Significant discoveries in Namibia’s Orange Basin in 2023 included the Jonker-1X discovery made last March and the Lesedi-1X discovery made last July by supermajor Shell. In terms of onshore potential, ReconAfrica announced an updated prospective resource estimate last June of 22.4 trillion cubic feet of natural gas in Namibia’s Petroleum Exploration License 73 in the onshore Kavango Basin.

Poised to facilitate Africa’s energy transition by becoming a leading producer of green hydrogen, Namibia signed a deal last May with Hyphen Hydrogen Energy for the next phase of its flagship $10-billion green hydrogen project. The deal outlines offtake terms that will see Namibian green hydrogen exported to Europe.

MSGBC Scales Energy Opportunities

MSGBC member-countries – Mauritania, Senegal, The Gambia, Guinea-Bissau and Guinea-Conakry – saw several advancements in their respective energy sectors in 2023. Last November, Mauritania and the European Commission jointly launched the Team Europe initiative, which aims to catalyze investment in the development of green hydrogen industries in the West African country.

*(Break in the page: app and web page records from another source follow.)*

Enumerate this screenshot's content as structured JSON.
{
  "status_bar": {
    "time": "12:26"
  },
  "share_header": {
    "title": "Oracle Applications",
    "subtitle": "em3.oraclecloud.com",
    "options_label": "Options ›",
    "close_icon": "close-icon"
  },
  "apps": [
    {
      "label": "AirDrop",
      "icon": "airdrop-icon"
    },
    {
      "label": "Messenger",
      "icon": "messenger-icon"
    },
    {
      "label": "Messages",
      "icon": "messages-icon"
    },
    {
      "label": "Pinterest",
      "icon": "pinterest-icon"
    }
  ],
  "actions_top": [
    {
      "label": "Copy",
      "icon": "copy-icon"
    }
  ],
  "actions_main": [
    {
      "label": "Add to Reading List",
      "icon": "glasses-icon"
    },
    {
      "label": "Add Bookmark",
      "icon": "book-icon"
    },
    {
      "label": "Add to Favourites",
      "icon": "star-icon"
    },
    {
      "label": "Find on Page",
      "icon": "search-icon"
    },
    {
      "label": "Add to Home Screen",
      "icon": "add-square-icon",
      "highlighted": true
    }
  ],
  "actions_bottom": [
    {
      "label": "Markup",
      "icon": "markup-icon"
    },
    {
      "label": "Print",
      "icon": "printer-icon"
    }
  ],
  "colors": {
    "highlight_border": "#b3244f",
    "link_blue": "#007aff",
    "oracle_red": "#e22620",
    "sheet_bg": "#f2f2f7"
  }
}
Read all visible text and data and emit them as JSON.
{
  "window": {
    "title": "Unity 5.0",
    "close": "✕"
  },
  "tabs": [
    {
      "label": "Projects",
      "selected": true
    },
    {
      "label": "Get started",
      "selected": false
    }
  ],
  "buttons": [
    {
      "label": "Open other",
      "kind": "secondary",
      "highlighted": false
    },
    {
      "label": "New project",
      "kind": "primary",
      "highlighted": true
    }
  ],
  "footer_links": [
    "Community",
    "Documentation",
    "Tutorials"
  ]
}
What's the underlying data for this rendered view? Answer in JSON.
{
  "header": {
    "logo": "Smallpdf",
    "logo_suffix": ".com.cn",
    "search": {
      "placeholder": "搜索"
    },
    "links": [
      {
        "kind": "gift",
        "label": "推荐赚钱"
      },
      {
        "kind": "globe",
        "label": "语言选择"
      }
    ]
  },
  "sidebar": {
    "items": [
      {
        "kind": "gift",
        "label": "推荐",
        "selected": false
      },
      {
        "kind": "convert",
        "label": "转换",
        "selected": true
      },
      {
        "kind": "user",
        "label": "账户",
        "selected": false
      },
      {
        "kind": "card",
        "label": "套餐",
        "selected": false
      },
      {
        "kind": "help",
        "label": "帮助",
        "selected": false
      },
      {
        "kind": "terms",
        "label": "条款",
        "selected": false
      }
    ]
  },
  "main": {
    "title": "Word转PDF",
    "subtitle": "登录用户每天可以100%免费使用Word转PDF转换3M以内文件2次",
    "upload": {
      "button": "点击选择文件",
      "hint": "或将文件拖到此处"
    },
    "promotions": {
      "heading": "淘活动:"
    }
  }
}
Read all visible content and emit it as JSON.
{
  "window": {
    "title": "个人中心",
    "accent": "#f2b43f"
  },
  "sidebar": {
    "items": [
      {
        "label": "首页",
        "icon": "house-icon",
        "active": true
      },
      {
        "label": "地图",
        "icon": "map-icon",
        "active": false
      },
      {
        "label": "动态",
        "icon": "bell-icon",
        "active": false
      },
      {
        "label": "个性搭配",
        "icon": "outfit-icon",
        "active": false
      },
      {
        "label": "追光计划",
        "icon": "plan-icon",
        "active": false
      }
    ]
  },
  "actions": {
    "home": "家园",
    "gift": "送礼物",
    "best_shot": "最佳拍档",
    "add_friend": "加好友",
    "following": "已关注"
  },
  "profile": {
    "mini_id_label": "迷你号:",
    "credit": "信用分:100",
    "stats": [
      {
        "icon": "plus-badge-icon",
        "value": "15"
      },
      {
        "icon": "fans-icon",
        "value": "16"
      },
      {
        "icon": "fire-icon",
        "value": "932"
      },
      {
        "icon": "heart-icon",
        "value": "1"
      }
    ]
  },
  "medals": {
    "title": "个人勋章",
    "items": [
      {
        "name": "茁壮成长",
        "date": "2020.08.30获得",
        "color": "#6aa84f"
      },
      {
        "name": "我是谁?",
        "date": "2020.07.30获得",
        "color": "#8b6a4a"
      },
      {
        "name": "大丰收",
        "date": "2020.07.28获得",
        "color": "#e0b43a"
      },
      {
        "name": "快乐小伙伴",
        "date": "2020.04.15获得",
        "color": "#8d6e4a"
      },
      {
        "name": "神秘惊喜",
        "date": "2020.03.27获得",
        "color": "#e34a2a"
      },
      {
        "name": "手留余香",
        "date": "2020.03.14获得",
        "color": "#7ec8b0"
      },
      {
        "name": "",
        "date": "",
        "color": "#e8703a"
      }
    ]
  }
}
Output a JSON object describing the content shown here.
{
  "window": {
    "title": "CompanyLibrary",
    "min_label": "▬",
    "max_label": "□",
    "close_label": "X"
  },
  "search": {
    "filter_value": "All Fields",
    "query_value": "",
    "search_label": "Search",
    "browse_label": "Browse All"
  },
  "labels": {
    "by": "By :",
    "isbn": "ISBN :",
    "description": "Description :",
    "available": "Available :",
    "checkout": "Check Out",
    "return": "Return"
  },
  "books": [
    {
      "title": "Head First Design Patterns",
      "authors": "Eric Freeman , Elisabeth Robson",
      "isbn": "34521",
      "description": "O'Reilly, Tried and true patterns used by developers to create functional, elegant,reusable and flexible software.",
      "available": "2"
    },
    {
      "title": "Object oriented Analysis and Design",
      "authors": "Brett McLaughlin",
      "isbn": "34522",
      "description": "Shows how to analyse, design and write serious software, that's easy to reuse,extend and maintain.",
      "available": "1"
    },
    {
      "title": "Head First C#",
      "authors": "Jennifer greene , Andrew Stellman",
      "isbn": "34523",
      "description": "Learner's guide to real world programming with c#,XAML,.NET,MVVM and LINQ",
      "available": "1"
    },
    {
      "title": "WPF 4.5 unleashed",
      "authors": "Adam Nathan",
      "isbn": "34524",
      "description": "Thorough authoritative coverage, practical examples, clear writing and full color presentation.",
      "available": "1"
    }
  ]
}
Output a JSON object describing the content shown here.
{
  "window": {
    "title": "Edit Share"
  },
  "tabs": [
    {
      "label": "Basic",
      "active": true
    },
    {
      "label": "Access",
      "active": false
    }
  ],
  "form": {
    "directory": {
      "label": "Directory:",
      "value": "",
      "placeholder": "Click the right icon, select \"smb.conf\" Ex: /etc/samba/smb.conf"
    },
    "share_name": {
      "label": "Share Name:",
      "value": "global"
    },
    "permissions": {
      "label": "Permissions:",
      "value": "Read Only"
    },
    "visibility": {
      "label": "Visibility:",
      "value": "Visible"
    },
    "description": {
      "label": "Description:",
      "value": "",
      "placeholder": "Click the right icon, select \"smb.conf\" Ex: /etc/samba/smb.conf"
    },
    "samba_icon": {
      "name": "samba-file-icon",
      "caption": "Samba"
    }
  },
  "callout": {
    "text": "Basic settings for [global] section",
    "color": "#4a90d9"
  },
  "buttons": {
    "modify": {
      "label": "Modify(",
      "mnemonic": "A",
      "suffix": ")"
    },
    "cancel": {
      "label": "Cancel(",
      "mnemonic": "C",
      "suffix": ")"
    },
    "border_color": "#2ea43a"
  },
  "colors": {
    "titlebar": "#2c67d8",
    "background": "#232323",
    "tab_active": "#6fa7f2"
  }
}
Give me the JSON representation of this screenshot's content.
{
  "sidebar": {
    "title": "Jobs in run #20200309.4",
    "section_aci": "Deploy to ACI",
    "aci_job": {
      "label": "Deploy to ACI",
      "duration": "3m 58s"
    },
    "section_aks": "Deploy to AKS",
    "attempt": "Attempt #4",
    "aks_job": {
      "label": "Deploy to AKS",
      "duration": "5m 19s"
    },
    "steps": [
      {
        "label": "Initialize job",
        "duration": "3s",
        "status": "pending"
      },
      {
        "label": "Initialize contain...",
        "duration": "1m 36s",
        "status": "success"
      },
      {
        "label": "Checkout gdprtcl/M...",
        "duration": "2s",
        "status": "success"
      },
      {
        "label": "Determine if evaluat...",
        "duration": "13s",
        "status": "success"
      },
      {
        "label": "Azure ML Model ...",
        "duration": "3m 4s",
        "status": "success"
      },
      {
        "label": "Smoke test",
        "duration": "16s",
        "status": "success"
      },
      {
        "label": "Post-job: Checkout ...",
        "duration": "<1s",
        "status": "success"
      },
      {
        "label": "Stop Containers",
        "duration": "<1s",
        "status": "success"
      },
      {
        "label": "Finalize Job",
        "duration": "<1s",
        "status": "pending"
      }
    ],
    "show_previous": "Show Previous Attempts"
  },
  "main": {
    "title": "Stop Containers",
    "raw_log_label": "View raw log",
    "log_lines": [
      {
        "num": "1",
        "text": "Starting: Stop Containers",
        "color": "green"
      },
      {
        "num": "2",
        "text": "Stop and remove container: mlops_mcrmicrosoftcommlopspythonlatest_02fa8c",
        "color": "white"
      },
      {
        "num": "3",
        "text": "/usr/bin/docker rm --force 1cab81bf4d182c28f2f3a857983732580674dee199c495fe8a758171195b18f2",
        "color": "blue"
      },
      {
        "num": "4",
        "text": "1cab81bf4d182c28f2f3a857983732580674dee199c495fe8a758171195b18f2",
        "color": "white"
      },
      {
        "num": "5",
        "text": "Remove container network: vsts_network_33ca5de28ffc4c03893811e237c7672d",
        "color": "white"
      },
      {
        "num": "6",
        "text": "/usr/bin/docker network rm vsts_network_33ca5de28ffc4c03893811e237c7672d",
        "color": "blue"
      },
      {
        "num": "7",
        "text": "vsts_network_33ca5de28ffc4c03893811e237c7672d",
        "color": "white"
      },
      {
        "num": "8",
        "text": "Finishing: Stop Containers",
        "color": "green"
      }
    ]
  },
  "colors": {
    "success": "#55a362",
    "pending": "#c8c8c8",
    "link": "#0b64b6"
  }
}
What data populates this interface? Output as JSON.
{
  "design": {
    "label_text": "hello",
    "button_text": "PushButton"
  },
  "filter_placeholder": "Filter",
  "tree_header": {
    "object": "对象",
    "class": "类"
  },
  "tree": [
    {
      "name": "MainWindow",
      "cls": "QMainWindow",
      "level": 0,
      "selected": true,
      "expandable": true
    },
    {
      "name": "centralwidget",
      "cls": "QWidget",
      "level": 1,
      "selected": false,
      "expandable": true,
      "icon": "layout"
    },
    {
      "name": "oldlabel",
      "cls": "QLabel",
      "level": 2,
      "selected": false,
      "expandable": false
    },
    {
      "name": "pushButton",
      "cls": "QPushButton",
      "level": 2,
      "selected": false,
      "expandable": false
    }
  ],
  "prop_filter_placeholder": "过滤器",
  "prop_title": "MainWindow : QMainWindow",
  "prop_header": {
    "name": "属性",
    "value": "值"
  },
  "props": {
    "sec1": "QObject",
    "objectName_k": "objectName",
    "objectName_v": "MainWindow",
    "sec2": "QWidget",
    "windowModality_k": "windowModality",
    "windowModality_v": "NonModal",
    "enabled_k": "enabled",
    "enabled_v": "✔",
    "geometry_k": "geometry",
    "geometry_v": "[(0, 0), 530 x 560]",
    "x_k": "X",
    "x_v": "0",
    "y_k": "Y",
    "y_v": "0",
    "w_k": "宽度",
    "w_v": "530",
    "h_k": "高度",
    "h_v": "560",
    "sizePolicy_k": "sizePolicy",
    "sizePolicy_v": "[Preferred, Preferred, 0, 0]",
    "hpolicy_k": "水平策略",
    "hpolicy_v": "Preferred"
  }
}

Meanwhile, the Africa Finance Corporation entered into a strategic partnership with Senegal to bolster growth of the Sangomar Field Development, a resource-rich area with substantial potential for natural gas exploration. Last July, engineering firm TSK partnered with Senegalese company LFR Energy for the construction of the Sandiara Power Plant, a gas-to-power facility located in Senegal’s Special Economic Zone, with construction slated to begin in 2024.

The Gambia’s Ministry of Petroleum and Energy and H2 Gambia, a subsidiary of HydroGenesis, signed an agreement last October to explore the country’s hydrogen potential. In Guinea-Conakry, TotalEnergies secured a Front-End Engineering Design contract last September for the construction of an alumina refinery, which is set to catalyze aluminum production in the West African country.